### What you are asked to do
When a line in the entries contains the word "this", copy that line in full.

(Beginning of Data)

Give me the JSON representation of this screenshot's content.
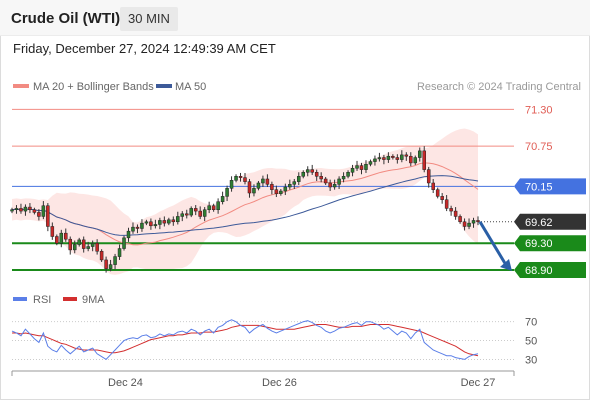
{
  "header": {
    "title": "Crude Oil (WTI)",
    "timeframe": "30 MIN"
  },
  "datetime": "Friday, December 27, 2024 12:49:39 AM CET",
  "copyright": "Research © 2024 Trading Central",
  "colors": {
    "bollinger": "#f28b82",
    "ma50": "#3d5a99",
    "resistance": "#f28b82",
    "pivot": "#4472e0",
    "support": "#1a8a1a",
    "arrow": "#2a5fa6",
    "candle_up": "#2e7d32",
    "candle_down": "#c62828",
    "rsi": "#5b7fe8",
    "rsi_ma": "#d32f2f"
  },
  "chart_data": [
    {
      "type": "candlestick",
      "title": "Crude Oil (WTI)",
      "interval": "30 MIN",
      "legend": [
        {
          "name": "MA 20 + Bollinger Bands",
          "color": "#f28b82"
        },
        {
          "name": "MA 50",
          "color": "#3d5a99"
        }
      ],
      "ylim": [
        68.75,
        71.5
      ],
      "x_ticks": [
        {
          "label": "Dec 24",
          "index": 28
        },
        {
          "label": "Dec 26",
          "index": 66
        },
        {
          "label": "Dec 27",
          "index": 115
        }
      ],
      "levels": [
        {
          "label": "71.30",
          "value": 71.3,
          "kind": "resistance"
        },
        {
          "label": "70.75",
          "value": 70.75,
          "kind": "resistance"
        },
        {
          "label": "70.15",
          "value": 70.15,
          "kind": "pivot"
        },
        {
          "label": "69.62",
          "value": 69.62,
          "kind": "last"
        },
        {
          "label": "69.30",
          "value": 69.3,
          "kind": "support"
        },
        {
          "label": "68.90",
          "value": 68.9,
          "kind": "support"
        }
      ],
      "close": [
        69.8,
        69.82,
        69.78,
        69.84,
        69.8,
        69.76,
        69.7,
        69.86,
        69.55,
        69.4,
        69.3,
        69.45,
        69.36,
        69.2,
        69.28,
        69.35,
        69.22,
        69.25,
        69.3,
        69.18,
        69.05,
        68.92,
        68.98,
        69.1,
        69.22,
        69.38,
        69.48,
        69.54,
        69.52,
        69.6,
        69.62,
        69.56,
        69.58,
        69.64,
        69.6,
        69.65,
        69.62,
        69.7,
        69.74,
        69.72,
        69.82,
        69.78,
        69.7,
        69.8,
        69.86,
        69.8,
        69.92,
        70.0,
        70.12,
        70.24,
        70.3,
        70.28,
        70.22,
        70.05,
        70.12,
        70.2,
        70.26,
        70.18,
        70.1,
        70.04,
        70.08,
        70.14,
        70.18,
        70.22,
        70.3,
        70.36,
        70.4,
        70.36,
        70.3,
        70.26,
        70.2,
        70.14,
        70.18,
        70.26,
        70.3,
        70.36,
        70.42,
        70.46,
        70.4,
        70.48,
        70.52,
        70.56,
        70.58,
        70.55,
        70.6,
        70.58,
        70.55,
        70.62,
        70.6,
        70.5,
        70.58,
        70.68,
        70.4,
        70.2,
        70.1,
        70.0,
        69.95,
        69.82,
        69.78,
        69.7,
        69.62,
        69.55,
        69.6,
        69.64,
        69.62
      ],
      "ma20_lower_band_approx": true
    },
    {
      "type": "line",
      "title": "RSI",
      "legend": [
        {
          "name": "RSI",
          "color": "#5b7fe8"
        },
        {
          "name": "9MA",
          "color": "#d32f2f"
        }
      ],
      "ylim": [
        22,
        76
      ],
      "y_ticks": [
        70,
        50,
        30
      ],
      "rsi": [
        60,
        58,
        55,
        62,
        57,
        52,
        48,
        58,
        44,
        40,
        38,
        45,
        40,
        36,
        40,
        44,
        38,
        40,
        42,
        36,
        33,
        30,
        35,
        40,
        45,
        50,
        52,
        53,
        52,
        55,
        56,
        53,
        54,
        57,
        55,
        57,
        56,
        59,
        60,
        58,
        62,
        60,
        56,
        60,
        62,
        58,
        64,
        66,
        70,
        72,
        70,
        66,
        64,
        58,
        62,
        65,
        67,
        63,
        60,
        58,
        60,
        62,
        64,
        66,
        68,
        70,
        71,
        69,
        66,
        64,
        60,
        58,
        60,
        63,
        64,
        66,
        68,
        69,
        66,
        70,
        70,
        68,
        66,
        62,
        64,
        60,
        56,
        60,
        58,
        52,
        58,
        62,
        48,
        44,
        40,
        38,
        36,
        34,
        34,
        32,
        31,
        30,
        33,
        35,
        36
      ],
      "rsi_ma9": [
        58,
        58,
        57,
        58,
        57,
        56,
        55,
        55,
        53,
        51,
        49,
        47,
        46,
        44,
        42,
        41,
        40,
        40,
        40,
        40,
        39,
        38,
        37,
        37,
        38,
        39,
        41,
        43,
        45,
        47,
        49,
        51,
        52,
        53,
        54,
        55,
        55,
        56,
        56,
        57,
        58,
        58,
        58,
        59,
        59,
        59,
        60,
        61,
        62,
        64,
        65,
        66,
        66,
        66,
        66,
        66,
        65,
        64,
        63,
        62,
        62,
        62,
        62,
        62,
        63,
        64,
        65,
        66,
        67,
        67,
        67,
        66,
        65,
        64,
        64,
        64,
        65,
        65,
        65,
        66,
        67,
        67,
        67,
        67,
        67,
        66,
        65,
        64,
        63,
        62,
        61,
        60,
        58,
        56,
        54,
        52,
        50,
        48,
        46,
        44,
        41,
        38,
        36,
        35,
        34
      ]
    }
  ]
}
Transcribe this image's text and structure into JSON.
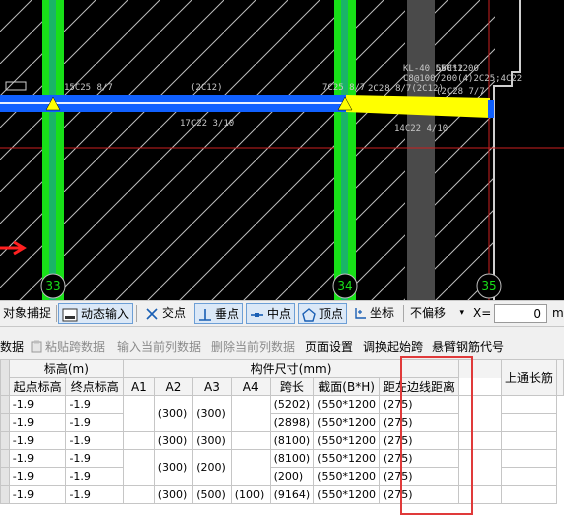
{
  "cad": {
    "axis_labels": [
      "33",
      "34",
      "35"
    ],
    "beam_labels": {
      "left_top": "15C25 8/7",
      "left_mid": "(2C12)",
      "left_bottom": "17C22 3/10",
      "right_top": "7C25 8/7",
      "right_mid_a": "2C28 8/7(2C12)",
      "right_bottom": "14C22 4/10",
      "kl_1": "KL-40 550*1200",
      "kl_2": "C8@100/200(4)2C25;4C22",
      "kl_3": "G6C12",
      "kl_4": "(2C28 7/7"
    },
    "colors": {
      "column": "#18e018",
      "beam": "#1060ff",
      "highlight_beam": "#ffff00",
      "axis": "#cc2020",
      "wall": "#4a4a4a"
    }
  },
  "toolbar1": {
    "snap": "对象捕捉",
    "dynamic_input": "动态输入",
    "intersection": "交点",
    "perpendicular": "垂点",
    "midpoint": "中点",
    "vertex": "顶点",
    "coord": "坐标",
    "offset_select": "不偏移",
    "x_label": "X=",
    "x_value": "0",
    "x_unit": "m"
  },
  "toolbar2": {
    "data": "数据",
    "paste_span": "粘贴跨数据",
    "input_col": "输入当前列数据",
    "delete_col": "删除当前列数据",
    "page_setup": "页面设置",
    "swap_start": "调换起始跨",
    "cantilever_code": "悬臂钢筋代号"
  },
  "grid": {
    "headers": {
      "elevation_group": "标高(m)",
      "start_elev": "起点标高",
      "end_elev": "终点标高",
      "size_group": "构件尺寸(mm)",
      "a1": "A1",
      "a2": "A2",
      "a3": "A3",
      "a4": "A4",
      "span": "跨长",
      "section": "截面(B*H)",
      "left_dist": "距左边线距离",
      "top_rebar": "上通长筋"
    },
    "rows": [
      {
        "start": "-1.9",
        "end": "-1.9",
        "a1": "",
        "a2": "",
        "a3": "",
        "a4": "",
        "span": "(5202)",
        "section": "(550*1200",
        "dist": "(275)"
      },
      {
        "start": "-1.9",
        "end": "-1.9",
        "a1": "",
        "a2": "",
        "a3": "",
        "a4": "",
        "span": "(2898)",
        "section": "(550*1200",
        "dist": "(275)"
      },
      {
        "start": "-1.9",
        "end": "-1.9",
        "a1": "",
        "a2": "(300)",
        "a3": "(300)",
        "a4": "",
        "span": "(8100)",
        "section": "(550*1200",
        "dist": "(275)"
      },
      {
        "start": "-1.9",
        "end": "-1.9",
        "a1": "",
        "a2": "",
        "a3": "",
        "a4": "",
        "span": "(8100)",
        "section": "(550*1200",
        "dist": "(275)"
      },
      {
        "start": "-1.9",
        "end": "-1.9",
        "a1": "",
        "a2": "",
        "a3": "",
        "a4": "",
        "span": "(200)",
        "section": "(550*1200",
        "dist": "(275)"
      },
      {
        "start": "-1.9",
        "end": "-1.9",
        "a1": "",
        "a2": "(300)",
        "a3": "(500)",
        "a4": "(100)",
        "span": "(9164)",
        "section": "(550*1200",
        "dist": "(275)"
      }
    ],
    "merged": {
      "r01_a2": "(300)",
      "r01_a3": "(300)",
      "r34_a2": "(300)",
      "r34_a3": "(200)"
    }
  }
}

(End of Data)

### Exercise answer
Give me the JSON representation of this screenshot's content.
Transcribe this image's text and structure into JSON.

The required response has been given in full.